YOUR OBJECTIVE: The data must be given again in full, with no line altered.

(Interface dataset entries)
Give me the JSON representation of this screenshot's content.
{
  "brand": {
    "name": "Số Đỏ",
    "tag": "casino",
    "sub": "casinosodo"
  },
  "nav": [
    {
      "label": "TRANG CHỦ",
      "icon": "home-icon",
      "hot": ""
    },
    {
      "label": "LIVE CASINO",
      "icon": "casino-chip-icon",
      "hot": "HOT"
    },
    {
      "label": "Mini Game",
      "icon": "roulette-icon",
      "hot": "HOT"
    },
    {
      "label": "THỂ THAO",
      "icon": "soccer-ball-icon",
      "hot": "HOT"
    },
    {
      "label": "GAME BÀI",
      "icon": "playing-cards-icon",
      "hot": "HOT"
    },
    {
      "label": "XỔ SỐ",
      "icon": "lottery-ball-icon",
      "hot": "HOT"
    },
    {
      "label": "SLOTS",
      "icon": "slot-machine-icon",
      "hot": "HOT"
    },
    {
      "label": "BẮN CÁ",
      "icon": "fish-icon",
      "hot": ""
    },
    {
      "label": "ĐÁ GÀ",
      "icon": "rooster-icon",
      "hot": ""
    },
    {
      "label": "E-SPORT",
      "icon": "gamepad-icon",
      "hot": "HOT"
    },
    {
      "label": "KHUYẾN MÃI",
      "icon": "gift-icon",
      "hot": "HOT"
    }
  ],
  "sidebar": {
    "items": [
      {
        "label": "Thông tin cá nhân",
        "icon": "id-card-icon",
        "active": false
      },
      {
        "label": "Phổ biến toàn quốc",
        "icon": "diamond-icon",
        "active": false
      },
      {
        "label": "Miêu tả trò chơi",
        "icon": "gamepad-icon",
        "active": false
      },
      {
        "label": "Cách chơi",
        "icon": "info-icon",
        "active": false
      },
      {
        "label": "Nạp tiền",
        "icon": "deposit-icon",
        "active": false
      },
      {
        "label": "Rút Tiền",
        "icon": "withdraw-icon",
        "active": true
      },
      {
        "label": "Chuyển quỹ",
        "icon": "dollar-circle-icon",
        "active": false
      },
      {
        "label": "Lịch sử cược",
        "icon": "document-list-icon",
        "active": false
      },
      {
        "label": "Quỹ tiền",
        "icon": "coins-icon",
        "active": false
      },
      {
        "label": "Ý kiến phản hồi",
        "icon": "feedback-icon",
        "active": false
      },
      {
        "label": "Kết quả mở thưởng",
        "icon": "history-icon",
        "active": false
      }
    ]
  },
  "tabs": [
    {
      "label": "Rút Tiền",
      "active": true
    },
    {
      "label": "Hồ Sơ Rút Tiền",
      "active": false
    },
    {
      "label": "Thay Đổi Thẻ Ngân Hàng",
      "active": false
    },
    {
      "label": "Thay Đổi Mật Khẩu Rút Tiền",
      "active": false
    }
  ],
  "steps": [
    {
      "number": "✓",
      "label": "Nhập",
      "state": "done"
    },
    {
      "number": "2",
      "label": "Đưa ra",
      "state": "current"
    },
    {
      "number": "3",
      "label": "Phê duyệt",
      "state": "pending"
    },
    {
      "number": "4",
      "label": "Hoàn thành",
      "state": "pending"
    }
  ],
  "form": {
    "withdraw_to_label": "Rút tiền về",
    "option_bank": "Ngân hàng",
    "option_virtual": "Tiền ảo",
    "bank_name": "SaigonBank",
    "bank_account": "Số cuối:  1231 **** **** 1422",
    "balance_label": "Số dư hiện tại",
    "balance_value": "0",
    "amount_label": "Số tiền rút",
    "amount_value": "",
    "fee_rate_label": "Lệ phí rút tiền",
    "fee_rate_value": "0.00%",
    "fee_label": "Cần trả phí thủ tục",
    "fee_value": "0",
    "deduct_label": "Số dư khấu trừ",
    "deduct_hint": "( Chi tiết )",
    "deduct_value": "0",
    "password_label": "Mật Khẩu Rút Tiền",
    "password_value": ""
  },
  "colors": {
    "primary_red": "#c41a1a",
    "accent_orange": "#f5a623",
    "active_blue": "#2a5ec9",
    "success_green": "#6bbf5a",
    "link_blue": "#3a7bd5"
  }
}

PROBLEM SOLUTION:
Give me the JSON representation of this screenshot's content.
{
  "brand": {
    "name": "Số Đỏ",
    "tag": "casino",
    "sub": "casinosodo"
  },
  "nav": [
    {
      "label": "TRANG CHỦ",
      "icon": "home-icon",
      "hot": ""
    },
    {
      "label": "LIVE CASINO",
      "icon": "casino-chip-icon",
      "hot": "HOT"
    },
    {
      "label": "Mini Game",
      "icon": "roulette-icon",
      "hot": "HOT"
    },
    {
      "label": "THỂ THAO",
      "icon": "soccer-ball-icon",
      "hot": "HOT"
    },
    {
      "label": "GAME BÀI",
      "icon": "playing-cards-icon",
      "hot": "HOT"
    },
    {
      "label": "XỔ SỐ",
      "icon": "lottery-ball-icon",
      "hot": "HOT"
    },
    {
      "label": "SLOTS",
      "icon": "slot-machine-icon",
      "hot": "HOT"
    },
    {
      "label": "BẮN CÁ",
      "icon": "fish-icon",
      "hot": ""
    },
    {
      "label": "ĐÁ GÀ",
      "icon": "rooster-icon",
      "hot": ""
    },
    {
      "label": "E-SPORT",
      "icon": "gamepad-icon",
      "hot": "HOT"
    },
    {
      "label": "KHUYẾN MÃI",
      "icon": "gift-icon",
      "hot": "HOT"
    }
  ],
  "sidebar": {
    "items": [
      {
        "label": "Thông tin cá nhân",
        "icon": "id-card-icon",
        "active": false
      },
      {
        "label": "Phổ biến toàn quốc",
        "icon": "diamond-icon",
        "active": false
      },
      {
        "label": "Miêu tả trò chơi",
        "icon": "gamepad-icon",
        "active": false
      },
      {
        "label": "Cách chơi",
        "icon": "info-icon",
        "active": false
      },
      {
        "label": "Nạp tiền",
        "icon": "deposit-icon",
        "active": false
      },
      {
        "label": "Rút Tiền",
        "icon": "withdraw-icon",
        "active": true
      },
      {
        "label": "Chuyển quỹ",
        "icon": "dollar-circle-icon",
        "active": false
      },
      {
        "label": "Lịch sử cược",
        "icon": "document-list-icon",
        "active": false
      },
      {
        "label": "Quỹ tiền",
        "icon": "coins-icon",
        "active": false
      },
      {
        "label": "Ý kiến phản hồi",
        "icon": "feedback-icon",
        "active": false
      },
      {
        "label": "Kết quả mở thưởng",
        "icon": "history-icon",
        "active": false
      }
    ]
  },
  "tabs": [
    {
      "label": "Rút Tiền",
      "active": true
    },
    {
      "label": "Hồ Sơ Rút Tiền",
      "active": false
    },
    {
      "label": "Thay Đổi Thẻ Ngân Hàng",
      "active": false
    },
    {
      "label": "Thay Đổi Mật Khẩu Rút Tiền",
      "active": false
    }
  ],
  "steps": [
    {
      "number": "✓",
      "label": "Nhập",
      "state": "done"
    },
    {
      "number": "2",
      "label": "Đưa ra",
      "state": "current"
    },
    {
      "number": "3",
      "label": "Phê duyệt",
      "state": "pending"
    },
    {
      "number": "4",
      "label": "Hoàn thành",
      "state": "pending"
    }
  ],
  "form": {
    "withdraw_to_label": "Rút tiền về",
    "option_bank": "Ngân hàng",
    "option_virtual": "Tiền ảo",
    "bank_name": "SaigonBank",
    "bank_account": "Số cuối:  1231 **** **** 1422",
    "balance_label": "Số dư hiện tại",
    "balance_value": "0",
    "amount_label": "Số tiền rút",
    "amount_value": "",
    "fee_rate_label": "Lệ phí rút tiền",
    "fee_rate_value": "0.00%",
    "fee_label": "Cần trả phí thủ tục",
    "fee_value": "0",
    "deduct_label": "Số dư khấu trừ",
    "deduct_hint": "( Chi tiết )",
    "deduct_value": "0",
    "password_label": "Mật Khẩu Rút Tiền",
    "password_value": ""
  },
  "colors": {
    "primary_red": "#c41a1a",
    "accent_orange": "#f5a623",
    "active_blue": "#2a5ec9",
    "success_green": "#6bbf5a",
    "link_blue": "#3a7bd5"
  }
}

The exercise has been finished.